    • 5 x 2-hour sessions of face-to-face coach training and an in-depth full-year online coach training course with Brooke Trenwith.
    • 0.5 day PLD on effective practice for gifted students with Brooke Trenwith.
    • Access to the online Conscious Inclusion bundle for 200 teachers and teacher aides across the Kāhui Ako to support wellbeing practices, inclusion for neurodiversity, cultural responsiveness, and curriculum development. Course authors include Brooke Trenwith, Lara Nettle, Jo Morrison, Michael Hempseed, Vanessa White, Alana Madgwick, Stephen Anderton and Dr. Melinda Webber.

The Impact

Over the two years, we have seen significant changes across our school – and the biggest has been the change made by all staff, the Board and our community in the way we embrace the wide needs of our students.

We have seen significant changes in most of our students who previously displayed a wide range of challenging behaviours.

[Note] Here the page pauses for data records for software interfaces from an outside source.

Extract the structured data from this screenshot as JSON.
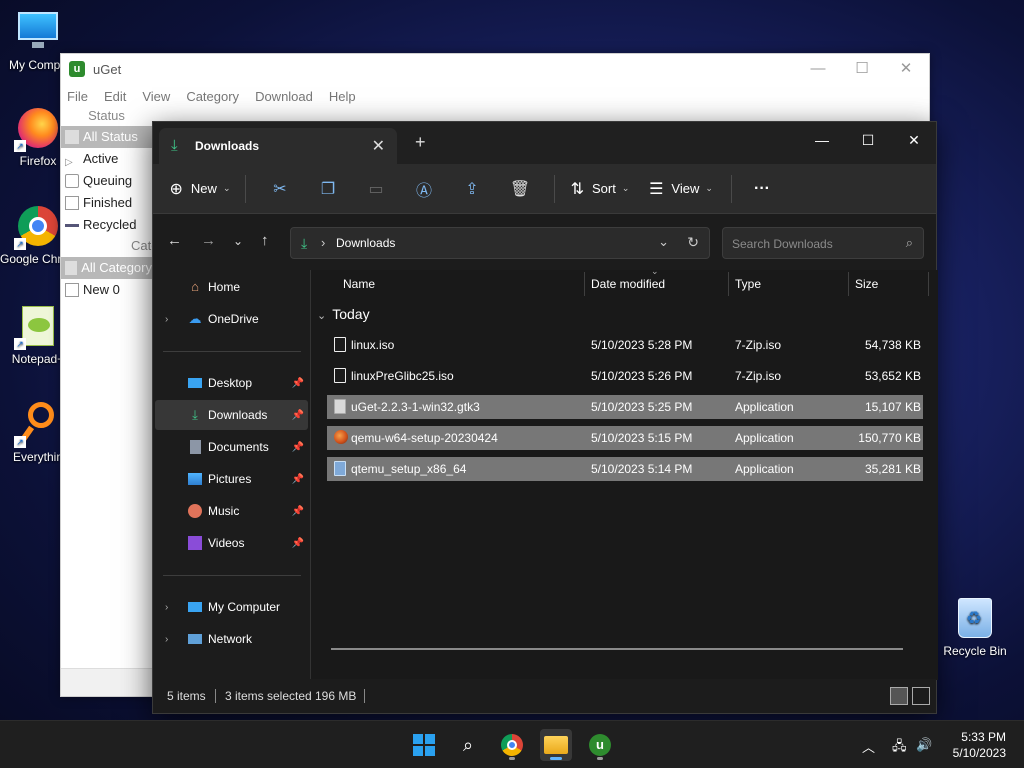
{
  "desktop": {
    "icons": [
      {
        "label": "My Compu"
      },
      {
        "label": "Firefox"
      },
      {
        "label": "Google Chrome"
      },
      {
        "label": "Notepad+"
      },
      {
        "label": "Everythin"
      }
    ],
    "recycle_bin": "Recycle Bin"
  },
  "uget": {
    "title": "uGet",
    "menu": [
      "File",
      "Edit",
      "View",
      "Category",
      "Download",
      "Help"
    ],
    "status_header": "Status",
    "status_items": [
      "All Status",
      "Active",
      "Queuing",
      "Finished",
      "Recycled"
    ],
    "category_header": "Cate",
    "category_items": [
      "All Category",
      "New 0"
    ]
  },
  "explorer": {
    "tab_title": "Downloads",
    "commands": {
      "new": "New",
      "sort": "Sort",
      "view": "View"
    },
    "address": {
      "path": "Downloads"
    },
    "search": {
      "placeholder": "Search Downloads"
    },
    "nav": {
      "home": "Home",
      "onedrive": "OneDrive",
      "desktop": "Desktop",
      "downloads": "Downloads",
      "documents": "Documents",
      "pictures": "Pictures",
      "music": "Music",
      "videos": "Videos",
      "my_computer": "My Computer",
      "network": "Network"
    },
    "columns": {
      "name": "Name",
      "date": "Date modified",
      "type": "Type",
      "size": "Size"
    },
    "group": "Today",
    "files": [
      {
        "name": "linux.iso",
        "date": "5/10/2023 5:28 PM",
        "type": "7-Zip.iso",
        "size": "54,738 KB",
        "selected": false
      },
      {
        "name": "linuxPreGlibc25.iso",
        "date": "5/10/2023 5:26 PM",
        "type": "7-Zip.iso",
        "size": "53,652 KB",
        "selected": false
      },
      {
        "name": "uGet-2.2.3-1-win32.gtk3",
        "date": "5/10/2023 5:25 PM",
        "type": "Application",
        "size": "15,107 KB",
        "selected": true
      },
      {
        "name": "qemu-w64-setup-20230424",
        "date": "5/10/2023 5:15 PM",
        "type": "Application",
        "size": "150,770 KB",
        "selected": true
      },
      {
        "name": "qtemu_setup_x86_64",
        "date": "5/10/2023 5:14 PM",
        "type": "Application",
        "size": "35,281 KB",
        "selected": true
      }
    ],
    "status": {
      "items": "5 items",
      "selected": "3 items selected",
      "size": "196 MB"
    }
  },
  "taskbar": {
    "time": "5:33 PM",
    "date": "5/10/2023"
  }
}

It is pleasing to listen to the language being used by all staff – they see the “child with his/ her own complex needs”, and not the “behaviour”.

The response we received for our “Understanding and Responding to Student Behaviour Guidelines” from the community has given us a lot of confidence that we not only have their support with the way we approach challenging behaviours, but also some significant changes in our school culture. (Click on the link to read all 7 pages of this document)

Thank you to Brooke Trenwith and Vanessa White’s invaluable and significant contributions this year!

My biggest regret is that we could not release all our staff to participate in the TIP PLD. It is unfortunate, but we are also fortunate to have several staff who simply “just get it” – and are able to take the lead in many of our initiatives and programmes.

But underlying this success, are the contributions and support from Brooke and Vanessa – Thank you to both of you.

Recommended Reading from Brooke & Vanessa:

Understand:  Trauma sensitivity/healing/informed practice

  • The Body Keeps Score by Bessel A. Van der Kolk 
  • The Deepest Well by Dr. Nadine Burke-Harris
  • Intentional Neuroplasticity by Lori L. Desautels PhD.

Know : Recognise the behaviour expression that occurs

  • Can’t Not Won’t: A Story about a Child Who Couldn’t Go to School by Eliza Fricker, Sue Moon and Tom Vodden
  • Intentional Neuroplasticity by Lori L. Desautels PhD.
  • The Body Keeps Score by Bessel A. Van der Kolk 

Do: Find strategies to trial in your context

  • Bloom: 50 Things to Say, Think, and Do with Anxious, Angry, and Over-the-Top Kids by Lynne Kennedy and Wendy Young
  • Intentional Neuroplasticity by Lori L. Desautels PhD
  • Understanding Your Child’s Sensory Signals: A Practical Daily Use Handbook for Parents and Teachers by Angie Voss

Get in touch with Brooke at if you are interested in receiving facilitator support along your trauma-informed journey. 

Support is eligible for MOE Regional PLD Funding under Cultural Capability.